Alabama's leap to the top spot will be tested by Iron Bowl showdown
By CAROLINE GAZZARA
College Contributor Network
On Tuesday, Nov. 18, the College Football Playoff board came out with its new rankings.
Alabama was No. 1.
Previously, Alabama was ranked No. 5 and Miss. State was ranked No. 1, but after the 25-20 win over the Bulldogs, Alabama was sure to move up in the polls.
I read in an article posted on 'Saturday Down South' that if you beat the No. 1 team, in turn you become the No. 1 team. I don't think that's true, though. Lots of teams create upset victories everyday but they don't take over the opponent's spot in the rankings.
For instance, Baylor beat Texas Christian University 61-58 in Week 11. TCU was leading the entire game except in the final minutes. Yet, the CFP board chose to move TCU up in the rankings, to No. 4 in Week 12, instead of Baylor, who technically did win that matchup.
TCU has since managed to stay firmly in the conversation for a top-four spot while Baylor has not, coming in at a constant No. 7 for the past two weeks.
When Alabama won against Miss. State, it was expected that the Crimson Tide would move up in the polls. As a student, I was able to talk to a variety of people who have thought long and hard about this decision.
For the diehard fans out there, they believed that Alabama deserved to be No. 1. Just like the article said, if you beat the No. 1 team, then you shall become No. 1. A few of my peers questioned the College Football Ranking's worth, citing that though Alabama did win, jumping up four spots to No. 1 is a little much.
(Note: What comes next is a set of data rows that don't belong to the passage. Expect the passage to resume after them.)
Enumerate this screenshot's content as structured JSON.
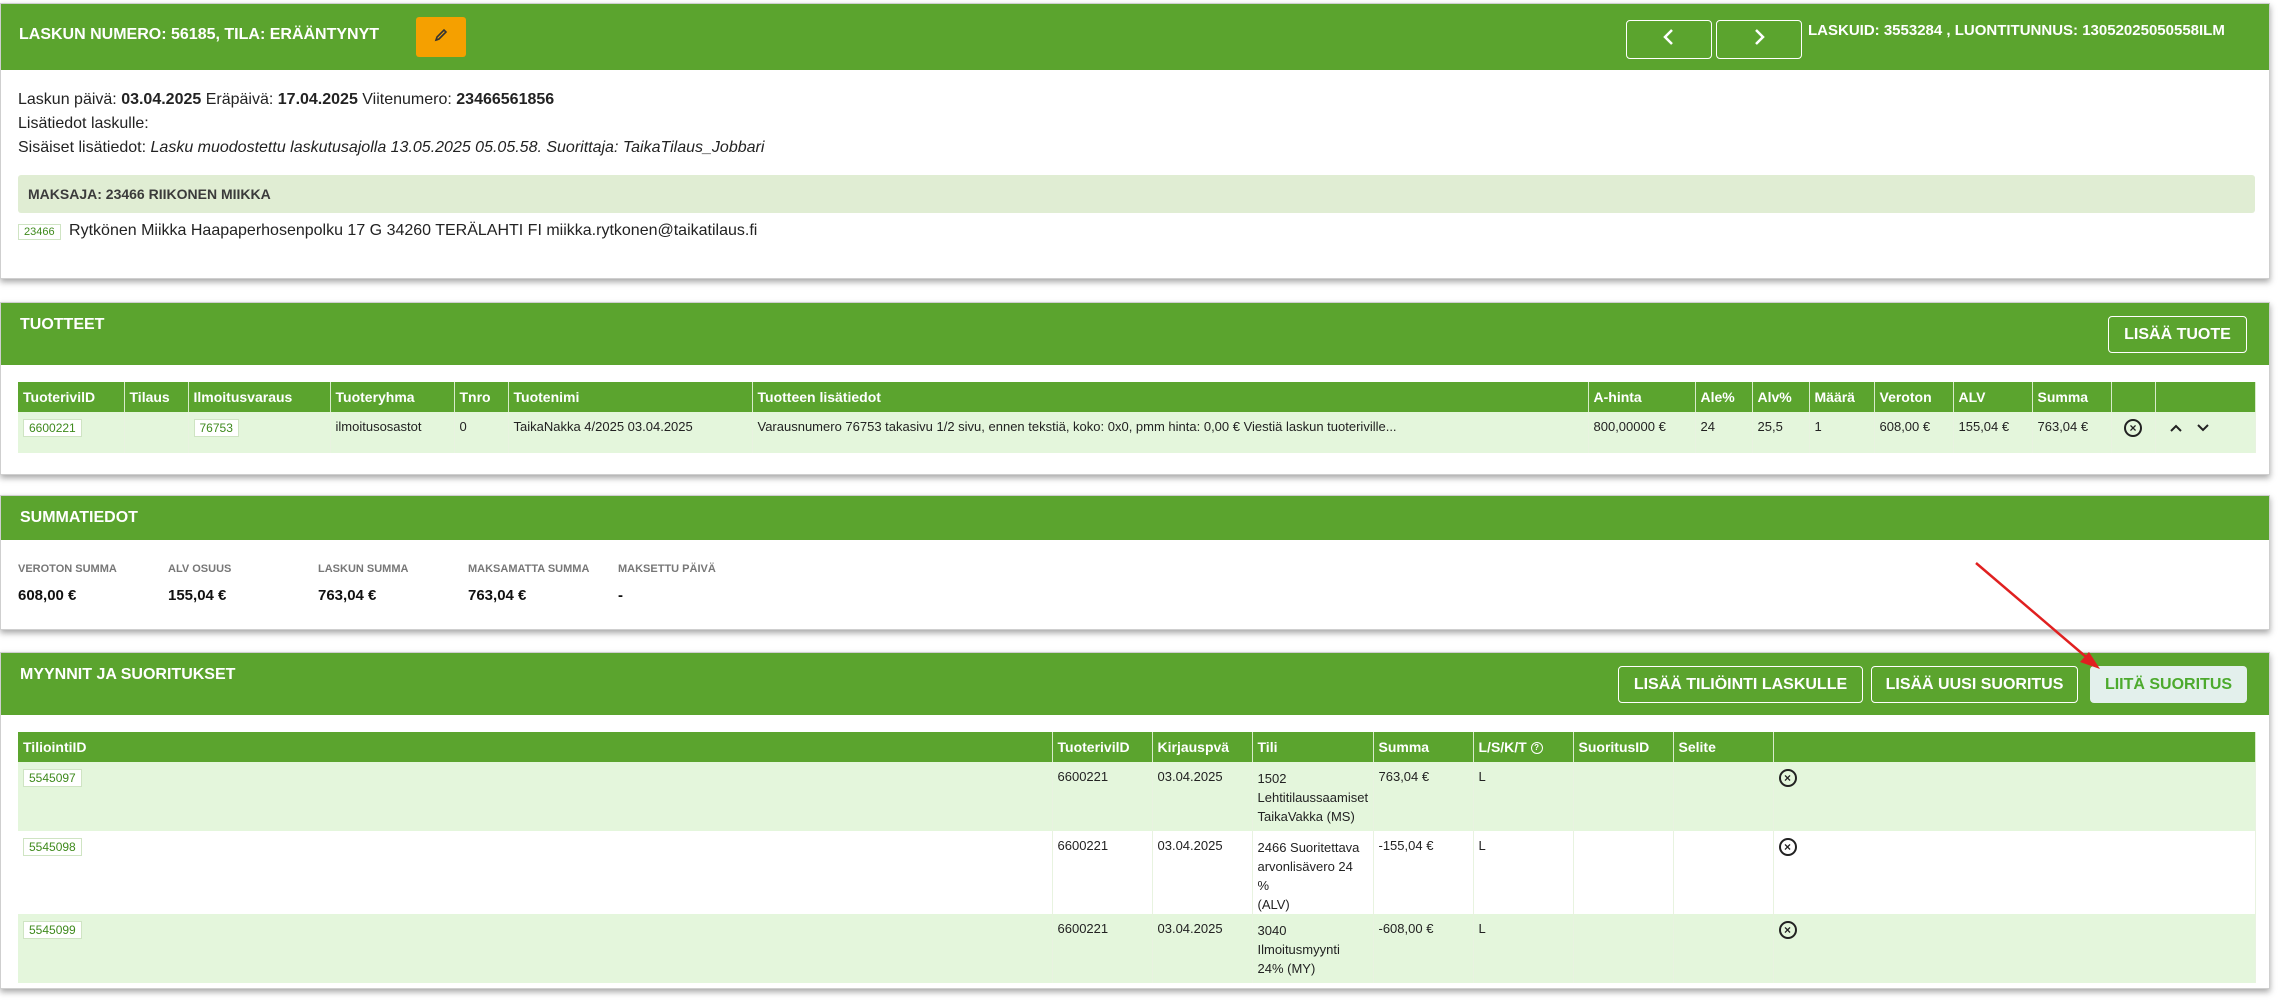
{
  "header": {
    "label_invoice": "LASKUN NUMERO:",
    "invoice_number": "56185",
    "label_status": ", TILA:",
    "status": "ERÄÄNTYNYT",
    "ids_text": "LASKUID: 3553284 , LUONTITUNNUS: 13052025050558ILM"
  },
  "details": {
    "date_label": "Laskun päivä:",
    "date": "03.04.2025",
    "due_label": "Eräpäivä:",
    "due": "17.04.2025",
    "ref_label": "Viitenumero:",
    "ref": "23466561856",
    "extra_label": "Lisätiedot laskulle:",
    "internal_label": "Sisäiset lisätiedot:",
    "internal_text": "Lasku muodostettu laskutusajolla 13.05.2025 05.05.58. Suorittaja: TaikaTilaus_Jobbari"
  },
  "payer": {
    "label": "MAKSAJA:",
    "name": "23466 RIIKONEN MIIKKA",
    "id": "23466",
    "address": "Rytkönen Miikka Haapaperhosenpolku 17 G 34260 TERÄLAHTI FI miikka.rytkonen@taikatilaus.fi"
  },
  "products": {
    "title": "TUOTTEET",
    "add_button": "LISÄÄ TUOTE",
    "columns": [
      "TuoterivilD",
      "Tilaus",
      "Ilmoitusvaraus",
      "Tuoteryhma",
      "Tnro",
      "Tuotenimi",
      "Tuotteen lisätiedot",
      "A-hinta",
      "Ale%",
      "Alv%",
      "Määrä",
      "Veroton",
      "ALV",
      "Summa"
    ],
    "row": {
      "id": "6600221",
      "order": "",
      "reservation": "76753",
      "group": "ilmoitusosastot",
      "tnro": "0",
      "name": "TaikaNakka 4/2025 03.04.2025",
      "info": "Varausnumero 76753 takasivu 1/2 sivu, ennen tekstiä, koko: 0x0, pmm hinta: 0,00 € Viestiä laskun tuoteriville...",
      "price": "800,00000 €",
      "discount": "24",
      "vat_pct": "25,5",
      "qty": "1",
      "net": "608,00 €",
      "vat": "155,04 €",
      "total": "763,04 €"
    }
  },
  "summary": {
    "title": "SUMMATIEDOT",
    "items": [
      {
        "label": "VEROTON SUMMA",
        "value": "608,00 €"
      },
      {
        "label": "ALV OSUUS",
        "value": "155,04 €"
      },
      {
        "label": "LASKUN SUMMA",
        "value": "763,04 €"
      },
      {
        "label": "MAKSAMATTA SUMMA",
        "value": "763,04 €"
      },
      {
        "label": "MAKSETTU PÄIVÄ",
        "value": "-"
      }
    ]
  },
  "sales": {
    "title": "MYYNNIT JA SUORITUKSET",
    "btn_add_posting": "LISÄÄ TILIÖINTI LASKULLE",
    "btn_add_payment": "LISÄÄ UUSI SUORITUS",
    "btn_attach_payment": "LIITÄ SUORITUS",
    "columns": [
      "TiliointiID",
      "TuoterivilD",
      "Kirjauspvä",
      "Tili",
      "Summa",
      "L/S/K/T",
      "SuoritusID",
      "Selite"
    ],
    "rows": [
      {
        "id": "5545097",
        "product_row": "6600221",
        "date": "03.04.2025",
        "account_l1": "1502",
        "account_l2": "Lehtitilaussaamiset",
        "account_l3": "TaikaVakka (MS)",
        "sum": "763,04 €",
        "type": "L"
      },
      {
        "id": "5545098",
        "product_row": "6600221",
        "date": "03.04.2025",
        "account_l1": "2466 Suoritettava",
        "account_l2": "arvonlisävero 24 %",
        "account_l3": "(ALV)",
        "sum": "-155,04 €",
        "type": "L"
      },
      {
        "id": "5545099",
        "product_row": "6600221",
        "date": "03.04.2025",
        "account_l1": "3040",
        "account_l2": "Ilmoitusmyynti",
        "account_l3": "24% (MY)",
        "sum": "-608,00 €",
        "type": "L"
      }
    ]
  },
  "colors": {
    "brand": "#5ba42e",
    "payer_band": "#e0edd3",
    "row_bg": "#e4f6dc",
    "edit_button": "#f5a000",
    "arrow": "#e02020"
  }
}
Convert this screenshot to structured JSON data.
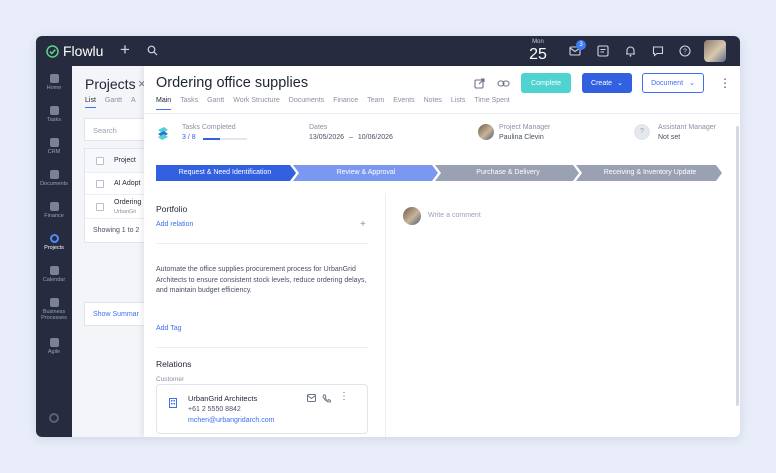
{
  "app": {
    "name": "Flowlu"
  },
  "topbar": {
    "date_month": "Mon",
    "date_day": "25",
    "notification_count": "3"
  },
  "sidebar": {
    "items": [
      {
        "label": "Home",
        "icon": "home-icon"
      },
      {
        "label": "Tasks",
        "icon": "tasks-icon"
      },
      {
        "label": "CRM",
        "icon": "crm-icon"
      },
      {
        "label": "Documents",
        "icon": "documents-icon"
      },
      {
        "label": "Finance",
        "icon": "finance-icon"
      },
      {
        "label": "Projects",
        "icon": "projects-icon"
      },
      {
        "label": "Calendar",
        "icon": "calendar-icon"
      },
      {
        "label": "Business Processes",
        "icon": "business-processes-icon"
      },
      {
        "label": "Agile",
        "icon": "agile-icon"
      }
    ]
  },
  "projects_panel": {
    "title": "Projects",
    "tabs": [
      "List",
      "Gantt",
      "A"
    ],
    "search_placeholder": "Search",
    "column_header": "Project",
    "rows": [
      {
        "name": "AI Adopt",
        "sub": ""
      },
      {
        "name": "Ordering",
        "sub": "UrbanGri"
      }
    ],
    "footer": "Showing 1 to 2",
    "show_summary": "Show Summar"
  },
  "project": {
    "title": "Ordering office supplies",
    "buttons": {
      "complete": "Complete",
      "create": "Create",
      "document": "Document"
    },
    "tabs": [
      "Main",
      "Tasks",
      "Gantt",
      "Work Structure",
      "Documents",
      "Finance",
      "Team",
      "Events",
      "Notes",
      "Lists",
      "Time Spent"
    ],
    "stats": {
      "tasks_label": "Tasks Completed",
      "tasks_value": "3 / 8",
      "tasks_progress": 0.375,
      "dates_label": "Dates",
      "dates_start": "13/05/2026",
      "dates_sep": "–",
      "dates_end": "10/06/2026",
      "pm_label": "Project Manager",
      "pm_value": "Paulina Clevin",
      "am_label": "Assistant Manager",
      "am_value": "Not set"
    },
    "stages": [
      {
        "label": "Request & Need Identification",
        "color": "#3260e0"
      },
      {
        "label": "Review & Approval",
        "color": "#7a98f0"
      },
      {
        "label": "Purchase & Delivery",
        "color": "#9aa1b2"
      },
      {
        "label": "Receiving & Inventory Update",
        "color": "#9aa1b2"
      }
    ],
    "portfolio_title": "Portfolio",
    "add_relation": "Add relation",
    "description": "Automate the office supplies procurement process for UrbanGrid Architects to ensure consistent stock levels, reduce ordering delays, and maintain budget efficiency.",
    "add_tag": "Add Tag",
    "relations_title": "Relations",
    "customer_label": "Customer",
    "customer": {
      "name": "UrbanGrid Architects",
      "phone": "+61 2 5550 8842",
      "email": "mchen@urbangridarch.com"
    },
    "comment_placeholder": "Write a comment"
  },
  "colors": {
    "accent": "#3260e0",
    "complete": "#4fd3d1",
    "sidebar_bg": "#262b40"
  }
}
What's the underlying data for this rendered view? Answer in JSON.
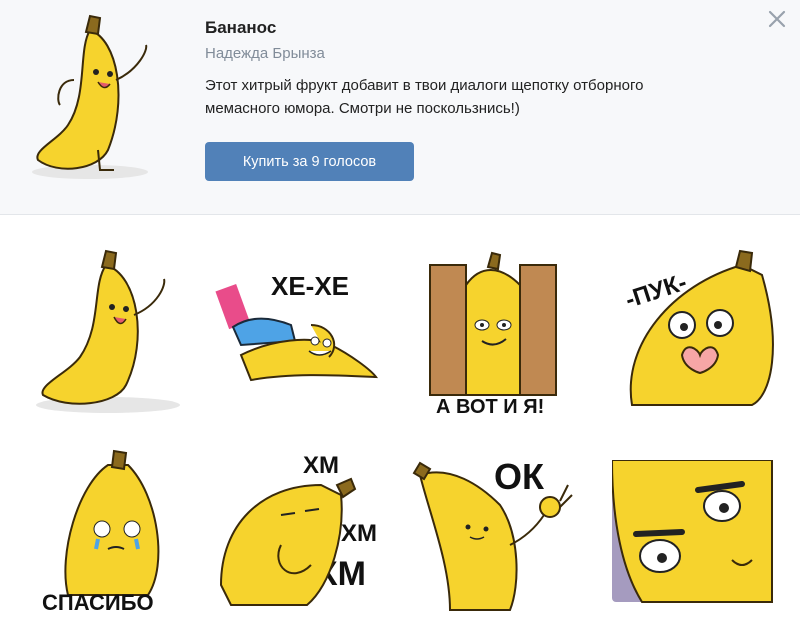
{
  "pack": {
    "title": "Бананос",
    "author": "Надежда Брынза",
    "description_line1": "Этот хитрый фрукт добавит в твои диалоги щепотку отборного",
    "description_line2": "мемасного юмора. Смотри не поскользнись!)",
    "buy_label": "Купить за 9 голосов"
  },
  "colors": {
    "accent": "#5181b8",
    "banana": "#f6d32d",
    "banana_shade": "#e1b619",
    "stem": "#8b6a1e",
    "header_bg": "#f7f8fa"
  },
  "icons": {
    "close": "close-icon"
  },
  "stickers": [
    {
      "name": "banana-waving",
      "caption": ""
    },
    {
      "name": "banana-sneaker",
      "caption": "ХЕ-ХЕ"
    },
    {
      "name": "banana-fence",
      "caption": "А ВОТ И Я!"
    },
    {
      "name": "banana-heart",
      "caption": "-ПУК-"
    },
    {
      "name": "banana-crying",
      "caption": "СПАСИБО"
    },
    {
      "name": "banana-thinking",
      "caption_1": "ХМ",
      "caption_2": "ХМ",
      "caption_3": "ХМ"
    },
    {
      "name": "banana-ok",
      "caption": "ОК"
    },
    {
      "name": "banana-closeup",
      "caption": ""
    }
  ]
}
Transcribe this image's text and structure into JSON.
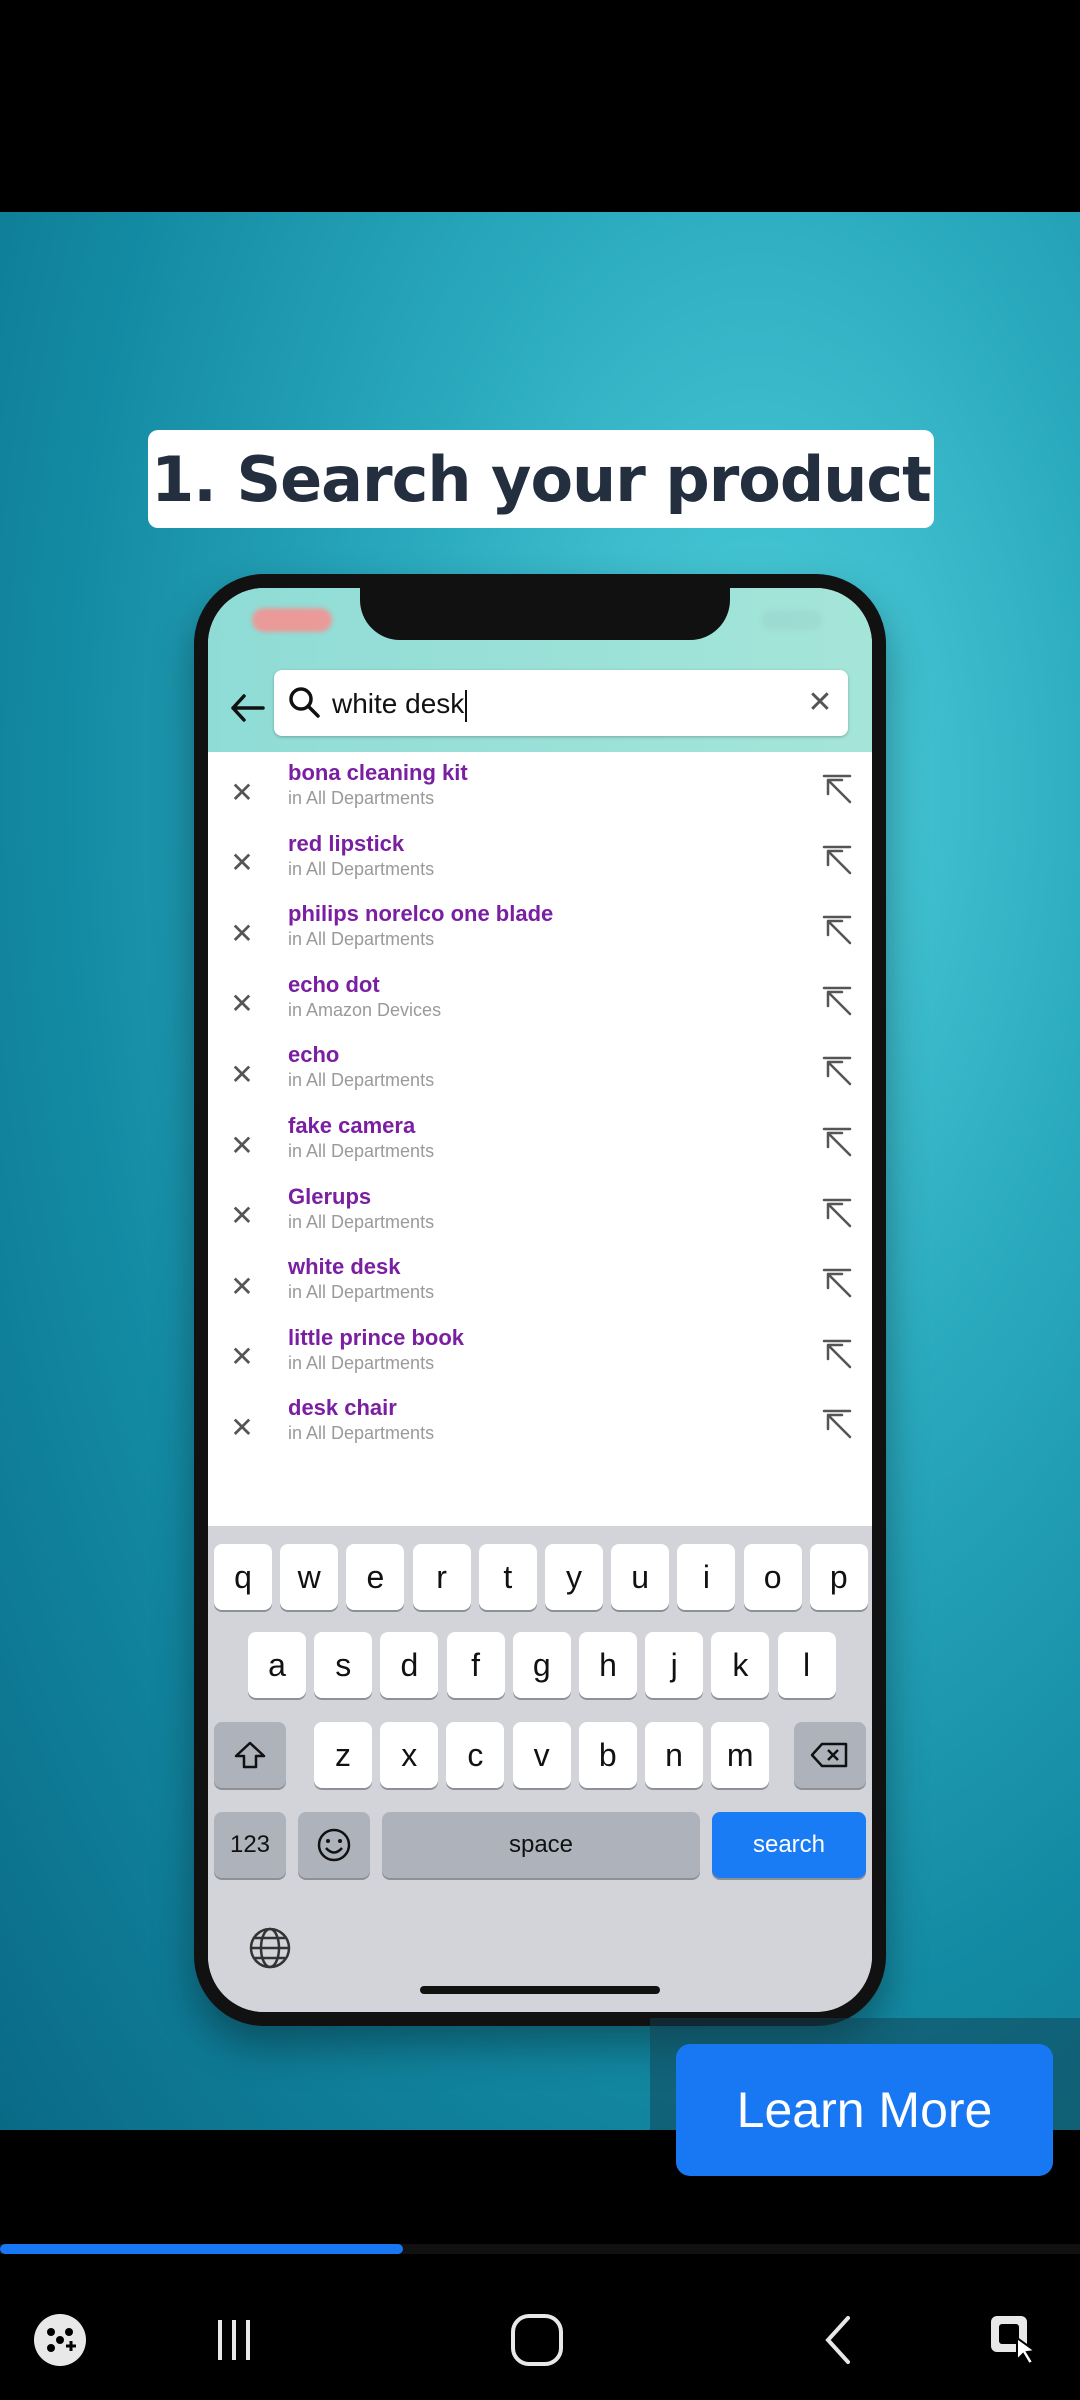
{
  "ad": {
    "headline": "1. Search your product",
    "learn_more": "Learn More",
    "progress": 0.373
  },
  "search": {
    "query": "white desk"
  },
  "suggestions": [
    {
      "title": "bona cleaning kit",
      "dept": "in All Departments"
    },
    {
      "title": "red lipstick",
      "dept": "in All Departments"
    },
    {
      "title": "philips norelco one blade",
      "dept": "in All Departments"
    },
    {
      "title": "echo dot",
      "dept": "in Amazon Devices"
    },
    {
      "title": "echo",
      "dept": "in All Departments"
    },
    {
      "title": "fake camera",
      "dept": "in All Departments"
    },
    {
      "title": "Glerups",
      "dept": "in All Departments"
    },
    {
      "title": "white desk",
      "dept": "in All Departments"
    },
    {
      "title": "little prince book",
      "dept": "in All Departments"
    },
    {
      "title": "desk chair",
      "dept": "in All Departments"
    }
  ],
  "keyboard": {
    "row1": [
      "q",
      "w",
      "e",
      "r",
      "t",
      "y",
      "u",
      "i",
      "o",
      "p"
    ],
    "row2": [
      "a",
      "s",
      "d",
      "f",
      "g",
      "h",
      "j",
      "k",
      "l"
    ],
    "row3": [
      "z",
      "x",
      "c",
      "v",
      "b",
      "n",
      "m"
    ],
    "numbers": "123",
    "space": "space",
    "search": "search"
  },
  "colors": {
    "accent": "#1877f2",
    "suggestion_text": "#7a1fa2"
  },
  "icons": {
    "nav": [
      "game-launcher-icon",
      "recent-apps-icon",
      "home-icon",
      "back-icon",
      "screen-lock-icon"
    ]
  }
}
It puts the target back on the Crimson Tide.
And then there are the people that think there's a conspiracy afoot. The way the playoff system works is that No. 1 will play No. 4 and No. 2 will play No. 3. If Week 13's rankings were the final rankings, Alabama would play Miss. State again, thus eliminating the chance for two SEC teams to compete in the final round; like the 2011 Alabama-LSU matchup.
Fortunately for those conspiracy fans out there, there are still three more weeks for the rankings to change.
One of the driving factors of the switch from the BCS Championship game to the CFP Championship game was because of the 2011 Alabama-LSU final. How could two SEC schools compete against each other for the title when there is only one conference being represented? When solely relying on the AP Poll to decide the top teams, it may not cause bias but it can cause inter-conference championships, which can anger people.
No matter what side of the decision you're on, it's pretty clear that the Crimson Tide is playing well enough to merit a top-four place. Personally, I'm with the crowd that likes the idea of being No. 1, but the jump was a bit too much.
Regardless, the CFP board has said that the final weeks of the regular season are strongest for Alabama, including Saturday's game against Western Carolina (which 'Bama won 48-14) and the Nov. 29 Auburn matchup. Oregon, Florida State and Miss. State each have tough schedules but not as heavy as Alabama's.
The Iron Bowl matchup this Saturday will be the biggest game of the season for both teams and may ultimately decide the College Football Playoff picture.
Caroline Gazzara is a junior at the University of Alabama majoring in Sports Journalism. Her passions are Alabama athletics and soccer. Follow her on Twitter: @CarolineGazzara